==== Source material ====

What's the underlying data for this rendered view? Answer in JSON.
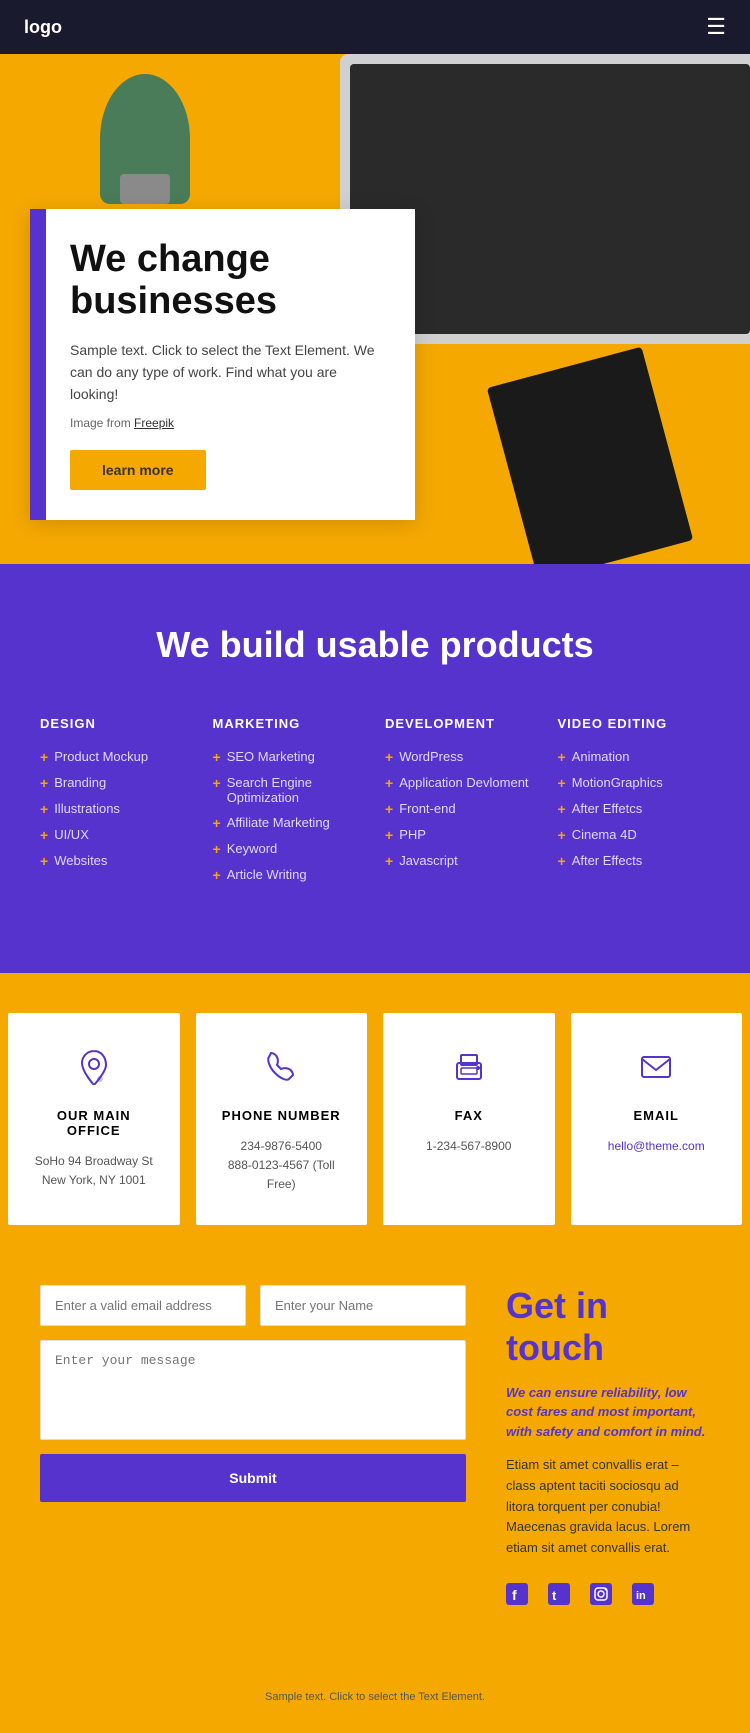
{
  "nav": {
    "logo": "logo",
    "menu_icon": "☰"
  },
  "hero": {
    "title_line1": "We change",
    "title_line2": "businesses",
    "description": "Sample text. Click to select the Text Element. We can do any type of work. Find what you are looking!",
    "image_credit_prefix": "Image from ",
    "image_credit_link": "Freepik",
    "cta_label": "learn more"
  },
  "products": {
    "section_title": "We build usable products",
    "columns": [
      {
        "title": "DESIGN",
        "items": [
          "Product Mockup",
          "Branding",
          "Illustrations",
          "UI/UX",
          "Websites"
        ]
      },
      {
        "title": "MARKETING",
        "items": [
          "SEO Marketing",
          "Search Engine Optimization",
          "Affiliate Marketing",
          "Keyword",
          "Article Writing"
        ]
      },
      {
        "title": "DEVELOPMENT",
        "items": [
          "WordPress",
          "Application Devloment",
          "Front-end",
          "PHP",
          "Javascript"
        ]
      },
      {
        "title": "VIDEO EDITING",
        "items": [
          "Animation",
          "MotionGraphics",
          "After Effetcs",
          "Cinema 4D",
          "After Effects"
        ]
      }
    ]
  },
  "contact_cards": [
    {
      "id": "office",
      "title": "OUR MAIN OFFICE",
      "detail": "SoHo 94 Broadway St New York, NY 1001"
    },
    {
      "id": "phone",
      "title": "PHONE NUMBER",
      "detail": "234-9876-5400\n888-0123-4567 (Toll Free)"
    },
    {
      "id": "fax",
      "title": "FAX",
      "detail": "1-234-567-8900"
    },
    {
      "id": "email",
      "title": "EMAIL",
      "detail": "hello@theme.com",
      "is_link": true
    }
  ],
  "contact_form": {
    "email_placeholder": "Enter a valid email address",
    "name_placeholder": "Enter your Name",
    "message_placeholder": "Enter your message",
    "submit_label": "Submit"
  },
  "get_in_touch": {
    "title": "Get in touch",
    "subtitle": "We can ensure reliability, low cost fares and most important, with safety and comfort in mind.",
    "description": "Etiam sit amet convallis erat – class aptent taciti sociosqu ad litora torquent per conubia! Maecenas gravida lacus. Lorem etiam sit amet convallis erat.",
    "social": [
      "f",
      "t",
      "in-icon",
      "li"
    ]
  },
  "footer": {
    "text": "Sample text. Click to select the Text Element."
  }
}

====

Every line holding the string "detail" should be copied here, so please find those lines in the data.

*Finished exercise*
      "detail": "SoHo 94 Broadway St New York, NY 1001"
      "detail": "234-9876-5400\n888-0123-4567 (Toll Free)"
      "detail": "1-234-567-8900"
      "detail": "hello@theme.com",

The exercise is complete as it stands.